Since it seemed every table around us was doing it, we opted to split a serving of the appetizer mushroom cigars (see the photo above), phyllo wrapping crimini, shiitake, oyster mushrooms, fresh herbs, with the cigar than perpendicularly posted onto your plate with a dab of mashed potato. Needless to say, there's a reason the photo is of my plate in the middle of getting devoured, as I forgot my journalistic duty just wanting to chow down. Earthy goodness.

Then, I ordered my main doing the opposite thing--checking out the sides of the dish and then letting the protein slab be a sort of surprise. Here's what caught my eye: Up Country Farms shishito peppers, grilled peaches, house made chorizo, cornbread crouton. Sounded like summer in a place that knew what summer is at its best. That yumminess sat around a Beeler Farms pork chop, cooked a bit more medium than I would have ordered, but I would have been wrong, in this case. So moist, with some good crispiness, too. And, they didn't do that death by piggie product thing that happens so often when you order chops--there was plenty to eat, but I didn't feel like I had bought my next two evening's dinners, too.

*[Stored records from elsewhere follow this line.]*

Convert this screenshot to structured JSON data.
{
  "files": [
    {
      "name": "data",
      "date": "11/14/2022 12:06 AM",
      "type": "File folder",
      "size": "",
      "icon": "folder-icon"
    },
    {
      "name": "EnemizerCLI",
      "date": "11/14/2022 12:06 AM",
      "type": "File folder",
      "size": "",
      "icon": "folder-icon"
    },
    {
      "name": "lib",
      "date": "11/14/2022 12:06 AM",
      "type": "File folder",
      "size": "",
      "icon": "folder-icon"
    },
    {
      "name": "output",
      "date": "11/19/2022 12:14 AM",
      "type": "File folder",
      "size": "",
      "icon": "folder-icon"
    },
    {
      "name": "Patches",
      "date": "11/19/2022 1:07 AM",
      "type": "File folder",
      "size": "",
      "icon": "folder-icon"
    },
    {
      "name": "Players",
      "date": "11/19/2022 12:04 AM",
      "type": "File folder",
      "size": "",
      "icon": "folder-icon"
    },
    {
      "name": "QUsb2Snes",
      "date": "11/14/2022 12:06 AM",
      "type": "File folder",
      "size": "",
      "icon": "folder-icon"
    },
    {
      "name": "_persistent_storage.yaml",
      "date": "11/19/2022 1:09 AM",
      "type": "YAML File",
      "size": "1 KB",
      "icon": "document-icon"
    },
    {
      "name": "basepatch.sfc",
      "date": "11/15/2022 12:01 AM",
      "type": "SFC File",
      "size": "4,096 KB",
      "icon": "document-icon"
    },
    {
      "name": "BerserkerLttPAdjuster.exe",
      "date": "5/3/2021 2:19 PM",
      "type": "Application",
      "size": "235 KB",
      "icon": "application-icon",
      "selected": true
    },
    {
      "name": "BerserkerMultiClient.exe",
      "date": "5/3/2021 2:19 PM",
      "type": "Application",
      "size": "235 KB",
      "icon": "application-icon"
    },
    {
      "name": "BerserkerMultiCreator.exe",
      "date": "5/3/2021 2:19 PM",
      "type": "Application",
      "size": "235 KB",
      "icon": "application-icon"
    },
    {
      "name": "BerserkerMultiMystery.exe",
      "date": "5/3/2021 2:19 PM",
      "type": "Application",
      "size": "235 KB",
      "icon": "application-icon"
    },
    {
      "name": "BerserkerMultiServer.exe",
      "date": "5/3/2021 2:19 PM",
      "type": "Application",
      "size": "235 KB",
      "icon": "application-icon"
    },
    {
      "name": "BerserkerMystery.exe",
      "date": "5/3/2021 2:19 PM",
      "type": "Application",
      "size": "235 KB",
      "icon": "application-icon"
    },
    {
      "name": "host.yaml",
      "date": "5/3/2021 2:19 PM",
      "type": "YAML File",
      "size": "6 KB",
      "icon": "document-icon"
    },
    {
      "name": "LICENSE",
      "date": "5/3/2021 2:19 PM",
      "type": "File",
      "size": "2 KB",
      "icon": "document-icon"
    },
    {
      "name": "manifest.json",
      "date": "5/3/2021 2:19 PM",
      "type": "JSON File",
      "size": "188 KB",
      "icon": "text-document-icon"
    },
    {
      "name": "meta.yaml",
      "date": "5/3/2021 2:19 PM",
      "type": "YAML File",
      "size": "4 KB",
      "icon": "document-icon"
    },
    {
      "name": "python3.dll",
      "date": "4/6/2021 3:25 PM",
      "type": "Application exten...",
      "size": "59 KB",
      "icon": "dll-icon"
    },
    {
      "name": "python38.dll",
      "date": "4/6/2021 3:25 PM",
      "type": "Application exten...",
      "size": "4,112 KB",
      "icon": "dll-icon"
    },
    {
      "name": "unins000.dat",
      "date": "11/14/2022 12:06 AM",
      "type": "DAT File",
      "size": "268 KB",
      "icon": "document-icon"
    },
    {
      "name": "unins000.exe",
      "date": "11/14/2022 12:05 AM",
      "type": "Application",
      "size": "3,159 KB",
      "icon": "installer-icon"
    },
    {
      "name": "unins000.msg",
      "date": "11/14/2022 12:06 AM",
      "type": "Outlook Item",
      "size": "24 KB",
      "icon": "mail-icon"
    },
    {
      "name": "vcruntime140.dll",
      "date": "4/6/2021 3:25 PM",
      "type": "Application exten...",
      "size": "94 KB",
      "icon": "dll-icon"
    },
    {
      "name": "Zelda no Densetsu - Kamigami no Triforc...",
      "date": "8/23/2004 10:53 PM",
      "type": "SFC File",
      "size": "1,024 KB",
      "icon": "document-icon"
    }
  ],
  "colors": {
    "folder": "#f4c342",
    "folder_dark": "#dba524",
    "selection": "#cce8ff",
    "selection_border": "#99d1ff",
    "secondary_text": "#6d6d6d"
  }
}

Chryss wound up with Ora King Salmon with roasted marble potato, haricot vert, butter toasted almonds, whole grain mustard beurre blanc that knew exactly where to draw the mustard line, a dish with classic roots and contemporary delivery. I say wound up, as she hoped to order the local trout special, but it got bought out between her order getting taken and the chance to fire it. The clever solution? Next to her salmon, Taste gave her all the sides that were to come with the trout, too, so she got the dish fishless. A clever consolation.

And while the mains were city-priced ($33 and $35 respectively), that is without having to add to the bill buying sides, at least. The wine list, leaning towards Amador County as it should (isn't it nice when restaurants support their local wine country? hint hint), was very fairly priced, though. I couldn't resist one of the by the glass offerings, a 2011 Scherrer Pinot Noir from the Platt Vineyard on the Sonoma Coast that was a mere $12. A bold beauty at low alcohol, it was a perfect match for both the mushrooms and the pork, but what would you expect from Fred Scherrer, who did time as Dehlinger's winemaker.